The SPA-303 has 3 lines but for this test I only require one extension, so I chose Ext2 and disabled Ext1 and Ext3. The settings for the extension are highlighted in Figures 10, 11 and 12 below. The important elements here are that the SIP port is 5060, the proxy is set to the IP address of the Asterisk server and the User ID and password are set to be the same as that for the user in Asterisk (i.e. Figure 8). For completeness also set Auth ID to be the same as the User ID. For the dial plan, open it up by setting it to [x*]. where the period is deliberate here.
Figure 10: SPA-303 Extension Configuration Part1
Figure 11: SPA-303 Extension Configuration Part2
Figure 12: SPA-303 Extension Configuration Part3
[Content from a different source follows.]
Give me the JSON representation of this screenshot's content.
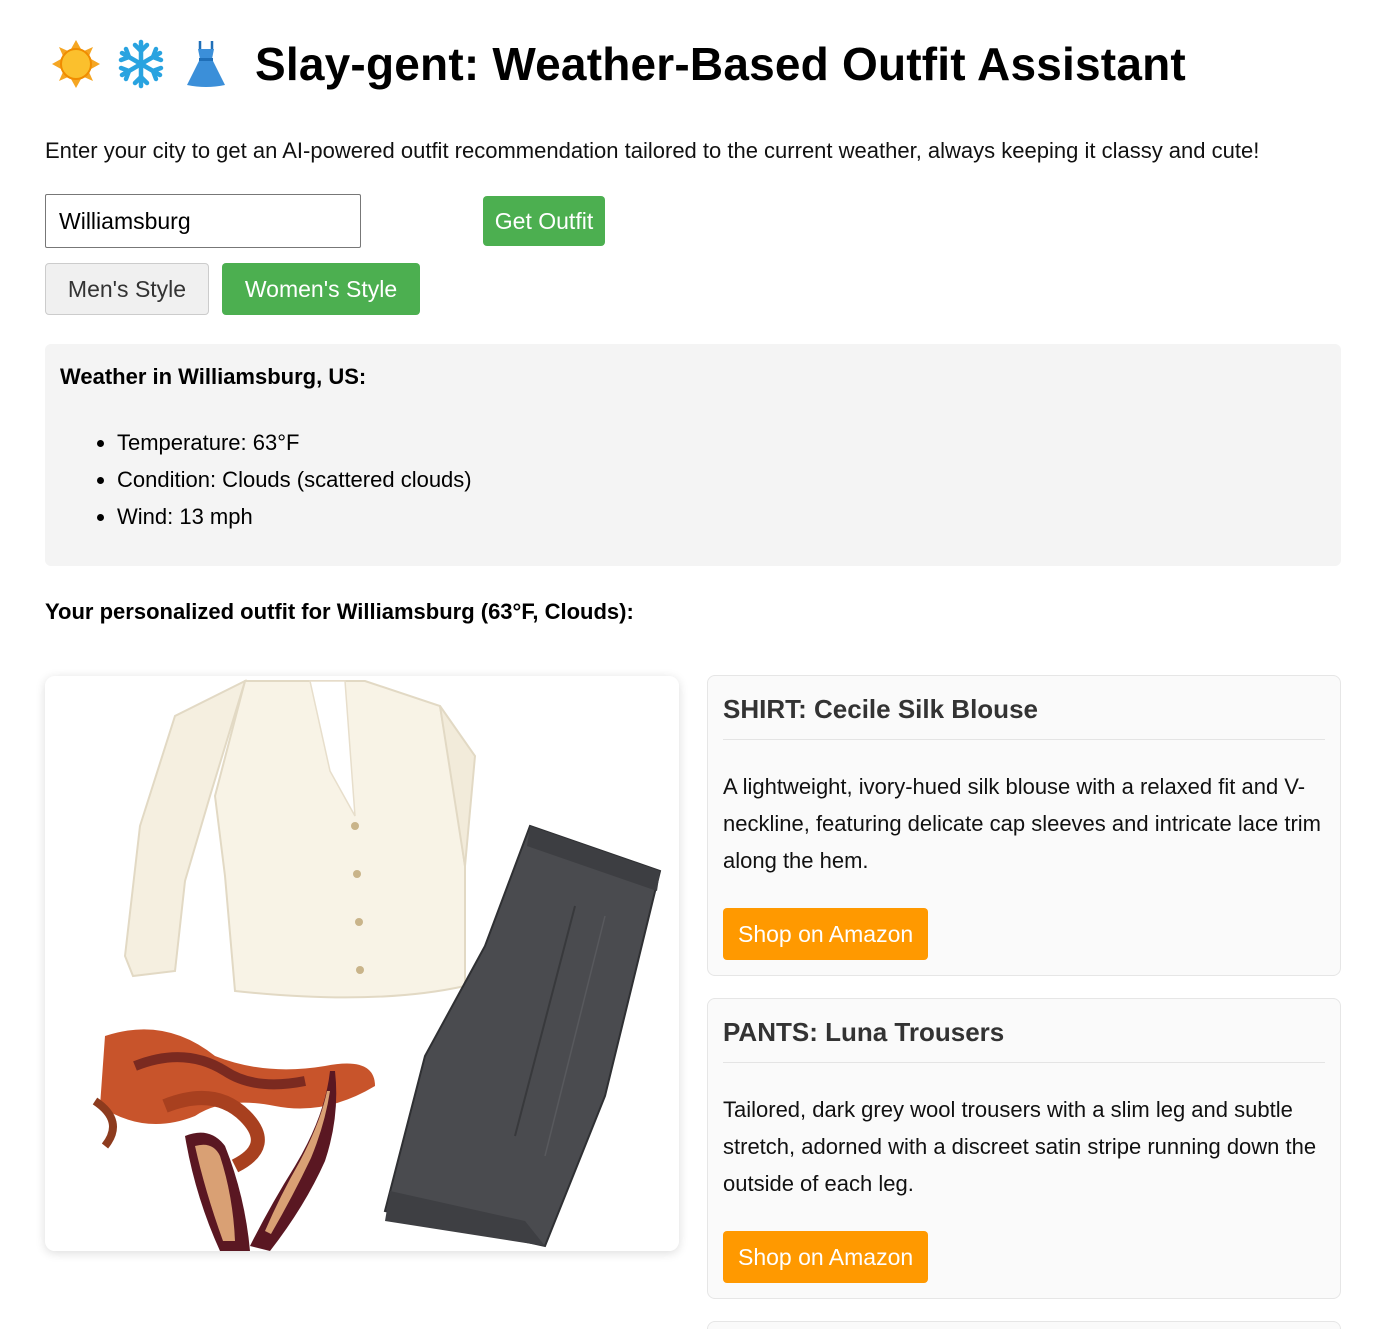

IMPORTANT NOTE: Remember to click on "Submit All Changes" at the bottom of the page. This registers all of the information and resets the SPA-303. If you are successful then the light should turn green on the SPA-303 and if you refresh the System Status in Asterisk, the phone(s) should turn green in the extensions area as per Figure 1.
Make that Call
If you have followed along to this point then you should be able to make and receive calls successfully. When I pick up the SPA-303 I hear a dial tone and can dial outside lines (don't forget the '1' for long distance as this is the way the system has been configured and expected by Flowroute). When I make a call it gets routed through the Asterisk PBX and out to Flowroute which then is responsible for routing the call appropriately whether that be to another SIP phone, the PSTN or a cell phone. I set up multiple phone extensions and I was able to make and receive calls to other extensions. The beauty here is that all of these calls are free since they are all routed by the Asterisk PBX on my internal network. No charges are made by Flowroute since the trunk is not used.
Extra Credit - Softphones
Want extra credit, set up a softphone on your smartphone and use it as an extension. You have done well to reach this point so the softphone guide will be left for another day. However, in summary I purchased the Bria softphone application for the iOS (Apple iPhone 5S) and also the Android device (Samsung S4) and configured them as separate extensions of my PBX. The Bria app costs around $8 and is very comprehensive - in fact many providers simply resell this app when they state softphone support on their websites.
Configuring the Bria was relatively straightforward and worked well when in WiFi mode since it was using the same private network so there were no firewall issues. I could perform extension dialing through Asterisk and make and receive calls to the PSTN through the Flowroute trunks.
However when in cell phone mode it was a little more problematic and the actual audio packets were not getting through, though it was registering with Asterisk. This was not an issue with the Bria app, it actually turned out to be a firewall issue on my network and eventually I got it working by enabling SIP ALG on my cable modem/router. Simple.....after 3 or 4 days of troubleshooting!
Update: You can find a brief Bria softphone configuration guide on our blog.
The Asterisk PBX is a great money saver for business phone bills and not just for large businesses. With a little computer knowledge, any sized business can get this free software installed on a computer and have it up and running with phone calls in just a few hours.
There is no doubt that a hosted PBX system in the cloud is simpler to use, since the hosted providers take care of the complexities for you, but you will pay a premium for this service. This premium is small when compared to landline costs but an on-premise Asterisk PBX can result in even more savings, if you are willing to maintain the system in your office.
If an on-premise PBX sounds appealing for your business, use our SIP trunking quote form on the top right of this page to request free quotes for trunking service.